Excerpts from a dataset:
===

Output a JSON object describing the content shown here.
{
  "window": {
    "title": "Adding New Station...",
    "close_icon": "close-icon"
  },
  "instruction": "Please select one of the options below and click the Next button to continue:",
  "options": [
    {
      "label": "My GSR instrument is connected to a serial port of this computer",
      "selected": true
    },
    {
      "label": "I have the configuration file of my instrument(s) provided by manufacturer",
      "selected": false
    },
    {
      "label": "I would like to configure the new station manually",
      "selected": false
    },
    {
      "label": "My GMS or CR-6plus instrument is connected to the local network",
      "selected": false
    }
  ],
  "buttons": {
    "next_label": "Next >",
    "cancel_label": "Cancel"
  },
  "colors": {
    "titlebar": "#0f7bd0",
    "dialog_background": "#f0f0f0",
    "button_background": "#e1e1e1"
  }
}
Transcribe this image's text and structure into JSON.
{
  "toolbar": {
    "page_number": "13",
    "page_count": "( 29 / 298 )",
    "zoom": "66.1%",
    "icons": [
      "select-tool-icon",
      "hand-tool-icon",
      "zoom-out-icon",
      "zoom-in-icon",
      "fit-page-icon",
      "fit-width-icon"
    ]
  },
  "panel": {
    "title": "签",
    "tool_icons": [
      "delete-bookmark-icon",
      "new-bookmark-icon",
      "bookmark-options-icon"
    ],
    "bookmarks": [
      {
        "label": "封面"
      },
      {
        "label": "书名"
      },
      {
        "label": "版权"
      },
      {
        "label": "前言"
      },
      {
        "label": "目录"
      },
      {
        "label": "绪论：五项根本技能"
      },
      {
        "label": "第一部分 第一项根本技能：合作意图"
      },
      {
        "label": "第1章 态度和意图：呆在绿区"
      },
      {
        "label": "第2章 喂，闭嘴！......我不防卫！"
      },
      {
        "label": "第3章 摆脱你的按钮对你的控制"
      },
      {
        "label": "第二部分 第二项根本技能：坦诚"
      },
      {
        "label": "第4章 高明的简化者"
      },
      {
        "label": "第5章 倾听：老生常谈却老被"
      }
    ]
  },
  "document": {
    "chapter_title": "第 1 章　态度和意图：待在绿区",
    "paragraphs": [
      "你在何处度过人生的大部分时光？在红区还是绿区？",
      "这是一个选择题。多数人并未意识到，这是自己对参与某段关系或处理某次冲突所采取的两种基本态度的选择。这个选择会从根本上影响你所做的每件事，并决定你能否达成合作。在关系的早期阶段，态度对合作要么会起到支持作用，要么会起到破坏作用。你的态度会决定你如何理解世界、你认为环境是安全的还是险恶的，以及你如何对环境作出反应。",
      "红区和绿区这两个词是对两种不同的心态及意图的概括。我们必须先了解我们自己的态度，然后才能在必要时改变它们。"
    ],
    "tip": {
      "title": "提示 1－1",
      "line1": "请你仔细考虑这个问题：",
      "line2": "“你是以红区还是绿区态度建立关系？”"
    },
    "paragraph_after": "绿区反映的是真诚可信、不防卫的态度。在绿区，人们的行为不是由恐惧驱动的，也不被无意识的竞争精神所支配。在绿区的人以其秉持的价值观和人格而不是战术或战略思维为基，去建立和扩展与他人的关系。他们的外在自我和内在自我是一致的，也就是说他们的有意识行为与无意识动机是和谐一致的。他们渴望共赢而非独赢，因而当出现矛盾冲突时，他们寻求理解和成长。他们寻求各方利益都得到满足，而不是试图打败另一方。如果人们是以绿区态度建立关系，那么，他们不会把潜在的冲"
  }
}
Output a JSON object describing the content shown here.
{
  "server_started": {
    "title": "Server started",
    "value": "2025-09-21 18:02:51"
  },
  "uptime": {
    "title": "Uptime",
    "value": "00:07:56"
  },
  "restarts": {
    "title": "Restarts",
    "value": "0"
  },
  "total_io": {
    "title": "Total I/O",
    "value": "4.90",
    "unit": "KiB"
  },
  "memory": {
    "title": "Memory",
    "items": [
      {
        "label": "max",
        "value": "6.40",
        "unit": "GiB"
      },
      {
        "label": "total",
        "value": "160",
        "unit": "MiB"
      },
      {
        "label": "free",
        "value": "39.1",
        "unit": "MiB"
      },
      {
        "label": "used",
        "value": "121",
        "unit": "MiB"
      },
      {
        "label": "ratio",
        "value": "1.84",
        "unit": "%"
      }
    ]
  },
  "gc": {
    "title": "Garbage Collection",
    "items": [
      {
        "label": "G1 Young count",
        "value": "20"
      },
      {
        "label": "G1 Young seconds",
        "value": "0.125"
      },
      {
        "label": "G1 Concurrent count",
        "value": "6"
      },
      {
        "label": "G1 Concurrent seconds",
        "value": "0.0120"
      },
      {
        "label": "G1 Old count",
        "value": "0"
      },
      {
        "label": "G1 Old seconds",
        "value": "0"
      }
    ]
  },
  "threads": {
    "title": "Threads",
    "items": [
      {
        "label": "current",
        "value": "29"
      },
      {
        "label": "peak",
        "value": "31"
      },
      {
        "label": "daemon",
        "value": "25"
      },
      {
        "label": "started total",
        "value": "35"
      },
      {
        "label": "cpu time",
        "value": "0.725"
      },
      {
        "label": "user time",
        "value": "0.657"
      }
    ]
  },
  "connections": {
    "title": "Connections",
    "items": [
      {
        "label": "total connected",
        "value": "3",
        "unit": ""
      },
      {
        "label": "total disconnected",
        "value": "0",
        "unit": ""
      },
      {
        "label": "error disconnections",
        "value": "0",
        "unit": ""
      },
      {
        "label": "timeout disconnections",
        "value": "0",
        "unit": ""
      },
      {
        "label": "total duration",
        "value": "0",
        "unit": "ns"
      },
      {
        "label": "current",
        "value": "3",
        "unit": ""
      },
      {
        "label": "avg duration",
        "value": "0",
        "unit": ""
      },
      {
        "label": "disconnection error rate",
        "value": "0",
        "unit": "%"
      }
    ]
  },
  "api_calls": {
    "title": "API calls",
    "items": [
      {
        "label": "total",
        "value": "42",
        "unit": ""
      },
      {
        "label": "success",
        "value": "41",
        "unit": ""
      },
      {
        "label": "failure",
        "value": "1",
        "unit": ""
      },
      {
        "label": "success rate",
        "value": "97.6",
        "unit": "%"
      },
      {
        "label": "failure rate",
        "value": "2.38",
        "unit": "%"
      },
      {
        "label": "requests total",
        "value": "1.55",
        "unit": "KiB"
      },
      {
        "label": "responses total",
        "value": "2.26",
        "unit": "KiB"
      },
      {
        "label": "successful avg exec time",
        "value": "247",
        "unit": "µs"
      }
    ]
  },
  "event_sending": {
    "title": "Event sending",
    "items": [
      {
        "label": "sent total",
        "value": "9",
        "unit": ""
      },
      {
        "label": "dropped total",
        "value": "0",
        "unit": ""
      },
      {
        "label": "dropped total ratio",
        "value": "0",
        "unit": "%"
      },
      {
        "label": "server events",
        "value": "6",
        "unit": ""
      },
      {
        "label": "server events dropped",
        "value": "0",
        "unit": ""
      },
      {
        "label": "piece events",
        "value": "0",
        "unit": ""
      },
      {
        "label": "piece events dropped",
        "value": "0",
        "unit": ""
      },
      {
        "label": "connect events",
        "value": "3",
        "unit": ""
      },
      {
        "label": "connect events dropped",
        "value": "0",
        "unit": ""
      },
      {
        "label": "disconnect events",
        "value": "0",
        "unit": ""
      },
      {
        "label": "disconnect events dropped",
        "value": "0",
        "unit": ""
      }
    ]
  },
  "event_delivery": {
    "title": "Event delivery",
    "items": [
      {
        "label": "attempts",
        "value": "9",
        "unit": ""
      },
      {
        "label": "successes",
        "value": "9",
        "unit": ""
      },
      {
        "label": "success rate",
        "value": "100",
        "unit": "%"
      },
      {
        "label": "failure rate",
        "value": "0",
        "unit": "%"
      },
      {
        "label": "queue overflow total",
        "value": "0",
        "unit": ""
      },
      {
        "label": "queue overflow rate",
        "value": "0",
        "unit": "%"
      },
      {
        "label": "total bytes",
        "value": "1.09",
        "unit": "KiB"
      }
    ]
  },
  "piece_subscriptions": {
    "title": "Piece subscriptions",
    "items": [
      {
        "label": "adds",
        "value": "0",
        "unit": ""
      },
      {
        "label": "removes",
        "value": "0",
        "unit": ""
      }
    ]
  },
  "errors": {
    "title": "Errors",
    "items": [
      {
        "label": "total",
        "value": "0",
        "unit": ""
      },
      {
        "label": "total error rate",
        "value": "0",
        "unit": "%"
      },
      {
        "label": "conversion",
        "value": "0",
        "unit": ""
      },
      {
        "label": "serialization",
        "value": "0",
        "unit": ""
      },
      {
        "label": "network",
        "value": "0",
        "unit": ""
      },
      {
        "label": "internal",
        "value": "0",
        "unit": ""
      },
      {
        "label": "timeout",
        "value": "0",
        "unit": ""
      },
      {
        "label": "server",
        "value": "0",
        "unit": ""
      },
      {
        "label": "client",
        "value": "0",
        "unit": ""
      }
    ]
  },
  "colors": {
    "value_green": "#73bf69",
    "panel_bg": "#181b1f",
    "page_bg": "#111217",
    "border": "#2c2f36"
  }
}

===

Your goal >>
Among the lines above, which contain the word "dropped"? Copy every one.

Your response >>
        "label": "dropped total",
        "label": "dropped total ratio",
        "label": "server events dropped",
        "label": "piece events dropped",
        "label": "connect events dropped",
        "label": "disconnect events dropped",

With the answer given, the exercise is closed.